[Provided data]
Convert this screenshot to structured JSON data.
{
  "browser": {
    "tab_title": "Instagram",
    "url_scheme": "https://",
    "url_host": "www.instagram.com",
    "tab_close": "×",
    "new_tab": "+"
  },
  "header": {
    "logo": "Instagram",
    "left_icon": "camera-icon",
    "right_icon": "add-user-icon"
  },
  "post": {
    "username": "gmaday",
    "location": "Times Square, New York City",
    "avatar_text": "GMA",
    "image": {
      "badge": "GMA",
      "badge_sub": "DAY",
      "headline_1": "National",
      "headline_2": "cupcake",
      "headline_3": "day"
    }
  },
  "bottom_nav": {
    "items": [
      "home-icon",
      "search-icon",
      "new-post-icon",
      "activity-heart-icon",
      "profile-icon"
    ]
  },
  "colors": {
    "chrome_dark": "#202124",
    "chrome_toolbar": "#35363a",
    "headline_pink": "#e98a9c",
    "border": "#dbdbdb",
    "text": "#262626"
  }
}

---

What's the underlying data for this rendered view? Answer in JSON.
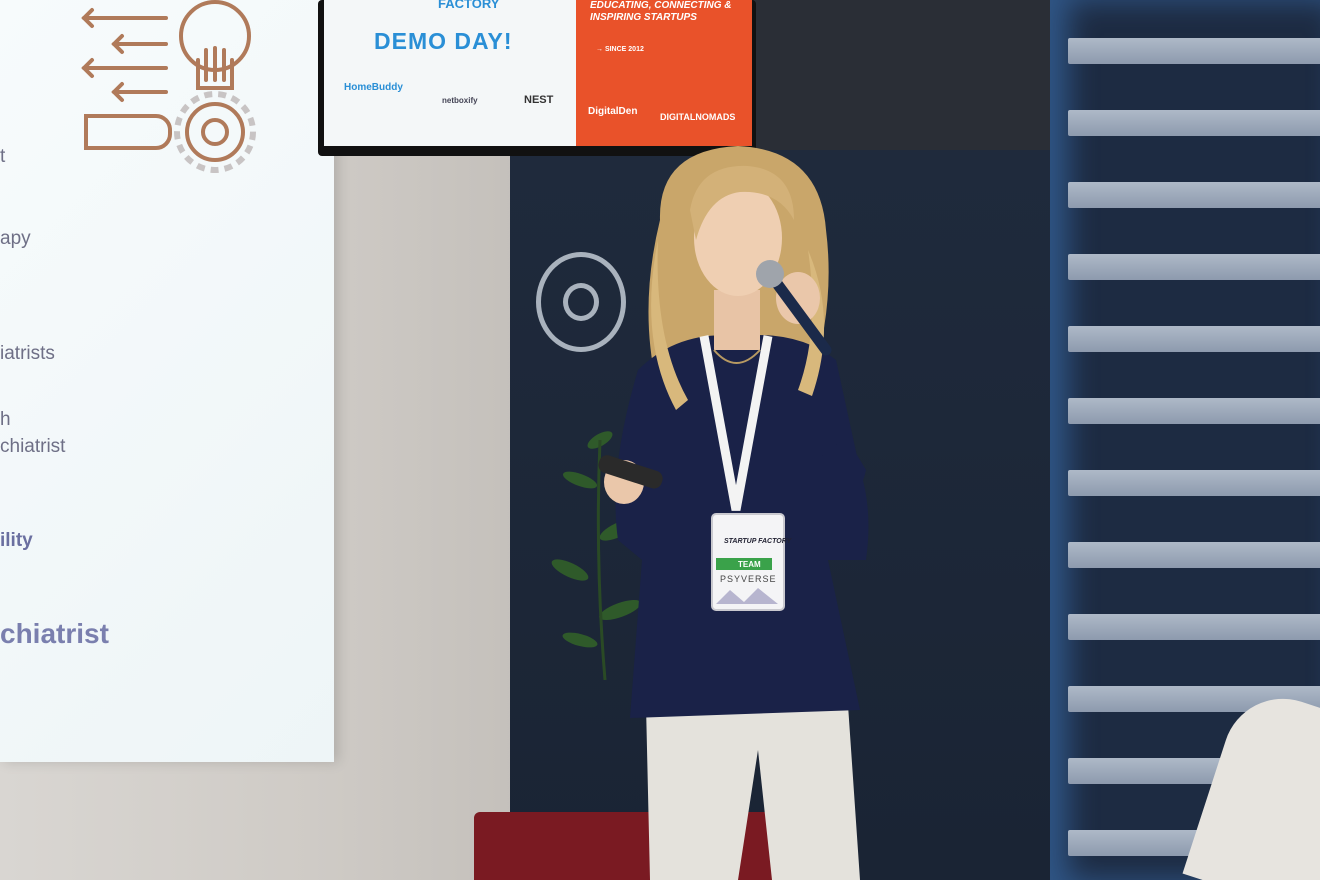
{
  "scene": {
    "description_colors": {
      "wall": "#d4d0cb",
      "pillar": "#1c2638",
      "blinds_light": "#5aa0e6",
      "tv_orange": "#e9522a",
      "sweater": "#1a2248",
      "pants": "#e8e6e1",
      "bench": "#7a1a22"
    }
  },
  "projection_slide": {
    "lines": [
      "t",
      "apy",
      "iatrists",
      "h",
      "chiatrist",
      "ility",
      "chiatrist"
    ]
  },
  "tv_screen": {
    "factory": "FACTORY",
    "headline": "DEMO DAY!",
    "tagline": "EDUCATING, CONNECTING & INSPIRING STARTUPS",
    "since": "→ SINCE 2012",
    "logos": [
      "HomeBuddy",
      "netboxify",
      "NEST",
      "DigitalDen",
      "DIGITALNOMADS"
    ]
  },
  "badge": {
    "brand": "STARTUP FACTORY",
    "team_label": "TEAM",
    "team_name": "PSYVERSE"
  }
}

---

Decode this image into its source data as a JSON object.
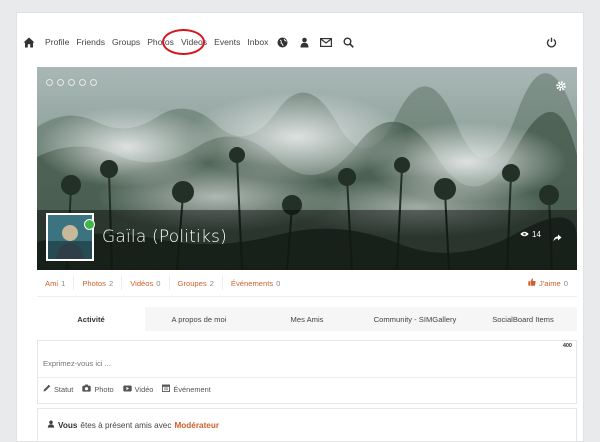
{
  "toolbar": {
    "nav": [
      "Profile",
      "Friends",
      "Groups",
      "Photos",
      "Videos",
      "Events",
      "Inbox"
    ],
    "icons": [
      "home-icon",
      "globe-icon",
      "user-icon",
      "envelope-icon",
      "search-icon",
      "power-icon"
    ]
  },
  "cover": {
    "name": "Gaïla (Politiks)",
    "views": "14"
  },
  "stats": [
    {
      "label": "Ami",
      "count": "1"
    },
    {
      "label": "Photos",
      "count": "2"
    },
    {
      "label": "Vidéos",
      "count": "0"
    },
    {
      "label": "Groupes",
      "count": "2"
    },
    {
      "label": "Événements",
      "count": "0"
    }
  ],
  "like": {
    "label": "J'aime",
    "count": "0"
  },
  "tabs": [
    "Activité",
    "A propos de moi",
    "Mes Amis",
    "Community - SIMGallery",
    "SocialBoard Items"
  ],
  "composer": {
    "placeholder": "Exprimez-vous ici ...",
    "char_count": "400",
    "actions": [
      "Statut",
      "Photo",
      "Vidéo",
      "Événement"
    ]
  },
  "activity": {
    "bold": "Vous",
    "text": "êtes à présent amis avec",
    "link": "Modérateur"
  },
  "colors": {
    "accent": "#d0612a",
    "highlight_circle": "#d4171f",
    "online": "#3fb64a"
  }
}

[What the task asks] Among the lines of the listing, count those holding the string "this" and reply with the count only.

[Reply] 3